__DIRECTIONS__
Restating every entry exactly is the whole task.

Data about app and page elements
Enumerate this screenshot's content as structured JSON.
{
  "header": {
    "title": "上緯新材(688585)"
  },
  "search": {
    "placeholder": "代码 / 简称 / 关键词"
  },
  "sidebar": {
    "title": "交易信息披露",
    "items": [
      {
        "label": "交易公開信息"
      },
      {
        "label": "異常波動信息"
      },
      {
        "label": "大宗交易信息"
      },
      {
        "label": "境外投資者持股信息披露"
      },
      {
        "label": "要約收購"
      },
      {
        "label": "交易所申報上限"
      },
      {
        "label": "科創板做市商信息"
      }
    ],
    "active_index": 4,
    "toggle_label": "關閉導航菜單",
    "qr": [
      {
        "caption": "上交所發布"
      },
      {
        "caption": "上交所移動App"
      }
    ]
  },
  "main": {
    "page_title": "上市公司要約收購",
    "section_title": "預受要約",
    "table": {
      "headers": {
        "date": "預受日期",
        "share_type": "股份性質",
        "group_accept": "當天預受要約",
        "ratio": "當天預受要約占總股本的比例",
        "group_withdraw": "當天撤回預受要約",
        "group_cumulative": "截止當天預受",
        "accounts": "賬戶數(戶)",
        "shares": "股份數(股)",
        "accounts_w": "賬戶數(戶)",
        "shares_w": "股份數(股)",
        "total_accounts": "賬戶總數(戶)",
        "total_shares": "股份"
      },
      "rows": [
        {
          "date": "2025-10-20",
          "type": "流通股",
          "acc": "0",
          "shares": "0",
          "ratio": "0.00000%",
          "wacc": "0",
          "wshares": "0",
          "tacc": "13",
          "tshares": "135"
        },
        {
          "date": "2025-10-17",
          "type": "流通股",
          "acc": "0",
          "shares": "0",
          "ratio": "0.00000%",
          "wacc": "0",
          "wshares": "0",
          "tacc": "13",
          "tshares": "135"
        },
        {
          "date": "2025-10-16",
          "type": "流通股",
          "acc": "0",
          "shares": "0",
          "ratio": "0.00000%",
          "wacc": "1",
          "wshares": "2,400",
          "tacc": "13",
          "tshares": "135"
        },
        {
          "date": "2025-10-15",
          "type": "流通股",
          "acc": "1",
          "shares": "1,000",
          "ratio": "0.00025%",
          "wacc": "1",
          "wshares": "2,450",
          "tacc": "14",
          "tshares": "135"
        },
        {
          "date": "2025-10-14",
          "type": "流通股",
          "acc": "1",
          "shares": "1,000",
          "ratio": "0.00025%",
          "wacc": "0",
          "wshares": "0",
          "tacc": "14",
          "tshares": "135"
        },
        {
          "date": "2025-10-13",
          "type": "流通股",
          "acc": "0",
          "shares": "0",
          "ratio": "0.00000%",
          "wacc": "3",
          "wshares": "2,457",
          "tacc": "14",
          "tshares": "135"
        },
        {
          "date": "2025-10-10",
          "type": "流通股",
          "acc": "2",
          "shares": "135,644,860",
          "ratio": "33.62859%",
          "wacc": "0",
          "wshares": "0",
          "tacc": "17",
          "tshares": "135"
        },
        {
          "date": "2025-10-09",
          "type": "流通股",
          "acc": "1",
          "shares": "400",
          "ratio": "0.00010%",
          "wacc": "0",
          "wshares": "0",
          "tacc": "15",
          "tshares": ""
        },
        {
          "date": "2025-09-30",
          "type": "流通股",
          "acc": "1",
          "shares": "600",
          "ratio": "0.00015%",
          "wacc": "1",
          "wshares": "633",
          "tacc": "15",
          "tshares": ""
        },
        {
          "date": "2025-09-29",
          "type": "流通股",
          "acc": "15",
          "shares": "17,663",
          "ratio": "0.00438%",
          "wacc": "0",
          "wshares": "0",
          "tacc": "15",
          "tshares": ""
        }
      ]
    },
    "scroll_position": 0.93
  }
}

__RESPONSE AREA__
Enumerate this screenshot's content as structured JSON.
{
  "header": {
    "title": "上緯新材(688585)"
  },
  "search": {
    "placeholder": "代码 / 简称 / 关键词"
  },
  "sidebar": {
    "title": "交易信息披露",
    "items": [
      {
        "label": "交易公開信息"
      },
      {
        "label": "異常波動信息"
      },
      {
        "label": "大宗交易信息"
      },
      {
        "label": "境外投資者持股信息披露"
      },
      {
        "label": "要約收購"
      },
      {
        "label": "交易所申報上限"
      },
      {
        "label": "科創板做市商信息"
      }
    ],
    "active_index": 4,
    "toggle_label": "關閉導航菜單",
    "qr": [
      {
        "caption": "上交所發布"
      },
      {
        "caption": "上交所移動App"
      }
    ]
  },
  "main": {
    "page_title": "上市公司要約收購",
    "section_title": "預受要約",
    "table": {
      "headers": {
        "date": "預受日期",
        "share_type": "股份性質",
        "group_accept": "當天預受要約",
        "ratio": "當天預受要約占總股本的比例",
        "group_withdraw": "當天撤回預受要約",
        "group_cumulative": "截止當天預受",
        "accounts": "賬戶數(戶)",
        "shares": "股份數(股)",
        "accounts_w": "賬戶數(戶)",
        "shares_w": "股份數(股)",
        "total_accounts": "賬戶總數(戶)",
        "total_shares": "股份"
      },
      "rows": [
        {
          "date": "2025-10-20",
          "type": "流通股",
          "acc": "0",
          "shares": "0",
          "ratio": "0.00000%",
          "wacc": "0",
          "wshares": "0",
          "tacc": "13",
          "tshares": "135"
        },
        {
          "date": "2025-10-17",
          "type": "流通股",
          "acc": "0",
          "shares": "0",
          "ratio": "0.00000%",
          "wacc": "0",
          "wshares": "0",
          "tacc": "13",
          "tshares": "135"
        },
        {
          "date": "2025-10-16",
          "type": "流通股",
          "acc": "0",
          "shares": "0",
          "ratio": "0.00000%",
          "wacc": "1",
          "wshares": "2,400",
          "tacc": "13",
          "tshares": "135"
        },
        {
          "date": "2025-10-15",
          "type": "流通股",
          "acc": "1",
          "shares": "1,000",
          "ratio": "0.00025%",
          "wacc": "1",
          "wshares": "2,450",
          "tacc": "14",
          "tshares": "135"
        },
        {
          "date": "2025-10-14",
          "type": "流通股",
          "acc": "1",
          "shares": "1,000",
          "ratio": "0.00025%",
          "wacc": "0",
          "wshares": "0",
          "tacc": "14",
          "tshares": "135"
        },
        {
          "date": "2025-10-13",
          "type": "流通股",
          "acc": "0",
          "shares": "0",
          "ratio": "0.00000%",
          "wacc": "3",
          "wshares": "2,457",
          "tacc": "14",
          "tshares": "135"
        },
        {
          "date": "2025-10-10",
          "type": "流通股",
          "acc": "2",
          "shares": "135,644,860",
          "ratio": "33.62859%",
          "wacc": "0",
          "wshares": "0",
          "tacc": "17",
          "tshares": "135"
        },
        {
          "date": "2025-10-09",
          "type": "流通股",
          "acc": "1",
          "shares": "400",
          "ratio": "0.00010%",
          "wacc": "0",
          "wshares": "0",
          "tacc": "15",
          "tshares": ""
        },
        {
          "date": "2025-09-30",
          "type": "流通股",
          "acc": "1",
          "shares": "600",
          "ratio": "0.00015%",
          "wacc": "1",
          "wshares": "633",
          "tacc": "15",
          "tshares": ""
        },
        {
          "date": "2025-09-29",
          "type": "流通股",
          "acc": "15",
          "shares": "17,663",
          "ratio": "0.00438%",
          "wacc": "0",
          "wshares": "0",
          "tacc": "15",
          "tshares": ""
        }
      ]
    },
    "scroll_position": 0.93
  }
}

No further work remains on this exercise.